In third grade only two kids got chased
around the playground.
One was a shaggy-haired boy,
I think his name was Peter,
who miraculously appeared in Lincoln,
Nebraska, from England, in 1963,
trailing clouds of Beatle-mania.
I watched in helpless amazement
as the girls squealed and took off
after him at every recess.
Hard to imagine what they would
have done had they caught him.
Held him down and kissed him?
Torn him limb from limb
like the maenads in Ovid?
The other was Dudley Ball, whose
yellowish face and bloodshot eyes
I now know indicated jaundice
and liver disease but at the time
signified only strangeness,
laughable ugliness, untouchable
difference from the rest of us.
The other boys chased him,
threw kickballs at him, thrilled
they could zing a ball at a weird kid
named Dudley Ball. “Hey Dudley,
have a ball!” “Dudley Ball, what a dud!”
The red hair and freckles, puffy cheeks
and constant perspiration, amplified
his otherness.
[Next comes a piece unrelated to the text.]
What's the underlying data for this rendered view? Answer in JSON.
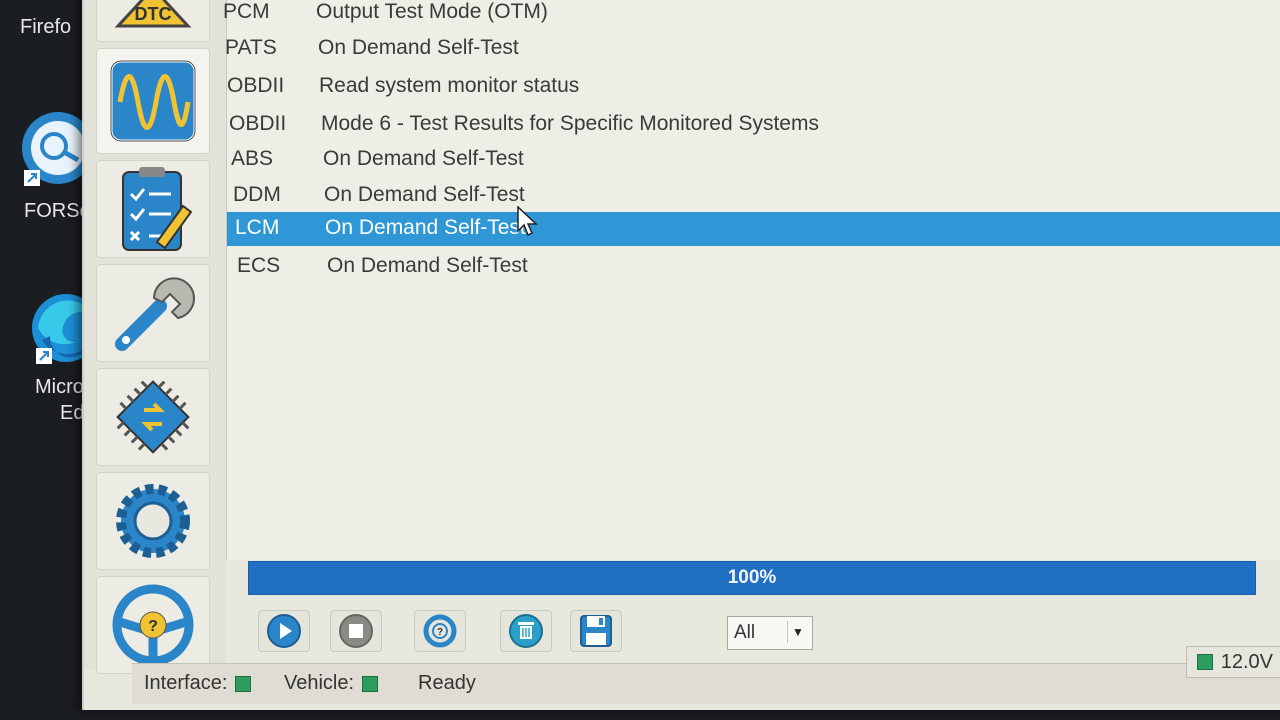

No one spoke to him.
But why do I see his face so clearly now,
the fear and loneliness in his eyes?
The faces of all the others I’ve forgotten.
I was outraged at the injustice of it,
the cruelty of the schoolyard taunts.
I tried to intervene but couldn’t
put the pack off his scent.
I told the teacher but can’t recall
if she did anything about it.
And then he stopped coming to school.
A few months later, we were told he’d died.
I wish now I’d said a kind word
to him, tried harder to protect him.
I had my own strangenesses,
though mine were mostly invisible.
I wish I’d put my arm around his shoulder,
asked him to eat his lunch with me.
We could have watched together
the screeching girls, their mad pursuit,
and marveled at the vagaries of luck
and circumstance that exalt some
and cast down others, dealing out
adoration and ridicule in unequal measure.
We wouldn’t have talked that way
back then, of course. More likely
we would have sat in awkward silence,
or talked about what we wanted
to be when we grew up.
Or maybe compared our cowlicks—
I remember now how alike ours were,
a cresting ocean wave on
the right side of our foreheads,
as though we’d each been licked
by the same thick-tongued cow,
a calm old cow who saw all our fears
and flaws and loved us
just the same.

–from The Sun Magazine; forthcoming in Dharma Talk, due out in September 2023 from Wisdom Publications